Thursday, September 29, 2005

Equinoctal comfort

Since coming into possession of my new cookbook - The Enlightened Kitchen by Mari Fujii - I have been waiting for an opportunity to try cooking one of those delicate meals with all sorts of fancy side-dishes. I was very pleased with how this one turned out. Although I didn't go vegetarian as Fujii recommends in her gorgeous rhapsodizing of shojin ryori (Japanese temple cooking), her luscious pictures of unexpected vegetarian combinations perched on beautiful artisanal plateware zinged me into action.

So today I gave myself over to an hour of blissful indecision and happy preparation, and produced things out of ingredients I had on hand: fried eggplant drizzled with tomato sauce; lean pork sauteed with persimmon, and ginger rice. The latter came strictly out of Fujii's book - it was chockfull of flavor, good enough on its own with a heady aroma of ginger juice. The eggplant dish was also inspired by the book - but the sauce was my time-saving substitute for the more elaborate dengaku and miso flavorings featured. I didn't know what to expect from the pork and persimmon combination, but it went really well; the cubed persimmon thrown in had just enough time to render its sweetness to the pork but still retain some bite.

It was a good meal - ginger-tangy, persimmon-sweet, eggplant-savoury. And after the cooking was done I realized how autumny it was - the eggplants and persimmons in season, while ginger rice makes for a warming change-of-season comfort dish.
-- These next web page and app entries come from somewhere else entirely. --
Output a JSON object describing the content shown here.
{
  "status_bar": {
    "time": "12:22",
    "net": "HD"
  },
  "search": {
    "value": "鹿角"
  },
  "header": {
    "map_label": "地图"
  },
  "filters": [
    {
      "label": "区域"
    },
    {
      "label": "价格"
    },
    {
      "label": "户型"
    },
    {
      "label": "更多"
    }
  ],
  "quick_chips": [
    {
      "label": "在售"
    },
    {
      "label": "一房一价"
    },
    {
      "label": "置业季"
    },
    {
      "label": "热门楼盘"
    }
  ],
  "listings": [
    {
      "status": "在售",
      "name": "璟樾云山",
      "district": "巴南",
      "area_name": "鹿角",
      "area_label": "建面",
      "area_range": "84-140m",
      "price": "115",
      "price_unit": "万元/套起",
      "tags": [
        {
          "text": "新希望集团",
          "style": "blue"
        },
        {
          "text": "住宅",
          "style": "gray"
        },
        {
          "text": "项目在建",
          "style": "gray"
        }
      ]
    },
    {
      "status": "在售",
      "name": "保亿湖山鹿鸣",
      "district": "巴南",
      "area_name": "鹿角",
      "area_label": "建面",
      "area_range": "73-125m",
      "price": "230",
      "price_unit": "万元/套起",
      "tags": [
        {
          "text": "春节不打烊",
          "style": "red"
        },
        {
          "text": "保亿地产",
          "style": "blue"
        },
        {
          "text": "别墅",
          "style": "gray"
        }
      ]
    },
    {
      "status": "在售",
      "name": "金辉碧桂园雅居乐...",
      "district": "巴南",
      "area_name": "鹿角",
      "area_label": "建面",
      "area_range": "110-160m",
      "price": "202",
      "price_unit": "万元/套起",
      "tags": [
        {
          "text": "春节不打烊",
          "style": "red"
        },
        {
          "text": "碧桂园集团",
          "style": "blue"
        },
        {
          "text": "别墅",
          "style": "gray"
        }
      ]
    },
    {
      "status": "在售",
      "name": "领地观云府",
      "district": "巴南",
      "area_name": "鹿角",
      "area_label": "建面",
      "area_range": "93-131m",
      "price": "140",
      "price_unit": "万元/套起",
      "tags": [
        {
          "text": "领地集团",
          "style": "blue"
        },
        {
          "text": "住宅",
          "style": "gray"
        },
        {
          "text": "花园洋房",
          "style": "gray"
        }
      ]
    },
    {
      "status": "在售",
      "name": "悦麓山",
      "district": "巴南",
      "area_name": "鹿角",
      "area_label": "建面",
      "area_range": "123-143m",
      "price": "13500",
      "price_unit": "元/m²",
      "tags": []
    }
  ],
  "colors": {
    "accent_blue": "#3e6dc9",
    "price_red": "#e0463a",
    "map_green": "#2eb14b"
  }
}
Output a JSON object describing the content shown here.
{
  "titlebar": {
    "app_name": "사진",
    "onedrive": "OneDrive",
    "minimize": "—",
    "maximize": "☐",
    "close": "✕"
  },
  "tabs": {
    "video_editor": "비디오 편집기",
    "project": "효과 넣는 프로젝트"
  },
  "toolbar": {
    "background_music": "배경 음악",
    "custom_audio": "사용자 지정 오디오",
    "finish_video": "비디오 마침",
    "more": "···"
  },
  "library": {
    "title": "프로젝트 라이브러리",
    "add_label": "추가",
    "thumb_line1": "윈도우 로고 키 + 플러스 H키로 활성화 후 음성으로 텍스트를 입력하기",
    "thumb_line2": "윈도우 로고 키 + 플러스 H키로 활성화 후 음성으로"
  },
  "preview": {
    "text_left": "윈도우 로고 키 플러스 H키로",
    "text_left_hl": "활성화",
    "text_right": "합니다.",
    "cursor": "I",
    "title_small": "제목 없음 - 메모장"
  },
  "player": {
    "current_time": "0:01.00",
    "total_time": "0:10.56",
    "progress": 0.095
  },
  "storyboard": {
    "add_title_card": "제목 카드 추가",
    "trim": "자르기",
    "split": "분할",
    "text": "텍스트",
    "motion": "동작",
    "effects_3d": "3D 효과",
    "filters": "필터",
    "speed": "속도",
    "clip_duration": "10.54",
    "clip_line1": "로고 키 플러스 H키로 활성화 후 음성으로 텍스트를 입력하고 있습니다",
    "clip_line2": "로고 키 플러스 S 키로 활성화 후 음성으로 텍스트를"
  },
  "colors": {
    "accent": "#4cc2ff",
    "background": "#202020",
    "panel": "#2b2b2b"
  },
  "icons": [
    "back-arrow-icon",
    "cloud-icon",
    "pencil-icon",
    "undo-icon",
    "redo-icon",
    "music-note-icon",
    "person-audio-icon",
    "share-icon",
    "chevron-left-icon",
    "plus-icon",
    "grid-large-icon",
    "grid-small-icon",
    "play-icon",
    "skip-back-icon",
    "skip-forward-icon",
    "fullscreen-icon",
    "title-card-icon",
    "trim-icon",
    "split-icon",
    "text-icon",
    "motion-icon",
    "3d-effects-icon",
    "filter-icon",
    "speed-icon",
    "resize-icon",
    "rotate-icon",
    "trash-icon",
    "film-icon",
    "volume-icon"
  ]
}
This was one meal in which I enjoyed the cooking and anticipation as much as I did the eating.

Tuesday, September 20, 2005

Blue Boy Bakery, Uji

There is a little gem of a bakery right here in Obaku, Uji, which happens to be one of the best bakeries in the world. Its existence was conducted to us over lunch at the canteen, and knowing what kind of effect that always has on me, I make it my first stop leaving the university. 'The Blue Boy bakery,' whispers A., 'that's what I call it because it has a little boy on the sign - a blue sign'. 'It's right on the road just after where you would turn in to go to the JR station. It's good'.

'Does it have bread, baguette? European bread?' I ask because it has been so difficult to find non-sweet breakfast bread of the non-toast variety.

'It's good,' A. only repeats. Her boyfriend J. concurs with a nod. They say no more.

They needn't, because that evening, I find out where it is, and I find out via a carefully-planned stratified sampling scheme that they did good sweet as well as savoury breads, a tough balance to maintain. There is a good-looking crusty bread bowl made of potato flour filled with bacon and grilled cheese. That night, C. fights with me over the last morsel of foccacia but manages to finish the bacon bowl. Luckily, I'd already finished the sweet delicate apple crisp on the train.

Except for the apple crisp, I haven't bought anything twice because there's too much to try. And good thing I can't read Japanese, they must have out-of-this-world names. Today I am munching on a walnut-speckled plum-chestnut pastry with just a bit of adzuki-chocolate-tasting (but is it?) filling.

It is the kind of place people speak of in hushed tones. It is a two-person wide, four-person long store which just has enough room to conduct customers, holding on to trays, in conveyor-belt fashion, the only way to wiggle yourself to the line. No-one talks except for the smiley-friendly-efficient cashiers. In the back you can just glimpse white-cloaked angels zipping around baking tables, chopping stuff, the occasional slap of the oven door and the whiff of something good. The third time I let myself go in, failing to resist in my walks to campus, I meet R., whom I haven't seen in two months.

'Hey! How are you doing? What's up with everything?' then lowers his voice in reverence. 'Did I tell you about this place?'

'No it was somebody else. I've known it for a while'. I am saying as I eye a jam-and-cream confection and reach out to slip it on my tray.

'Careful with those,' R. laughs, seeing I have two sweet things on my tray, and it's only 10 in the morning.

Sunday, September 11, 2005

Chicken livers with asparagus, onion and mash

C. worked up a sweat last weekend making his yummy butterless potato mash with tasty chicken livers, fried onions and the sort of pale asparagus you find here. A fancy change from the pizza we've been so inordinately fond of on our stovetop gas grille.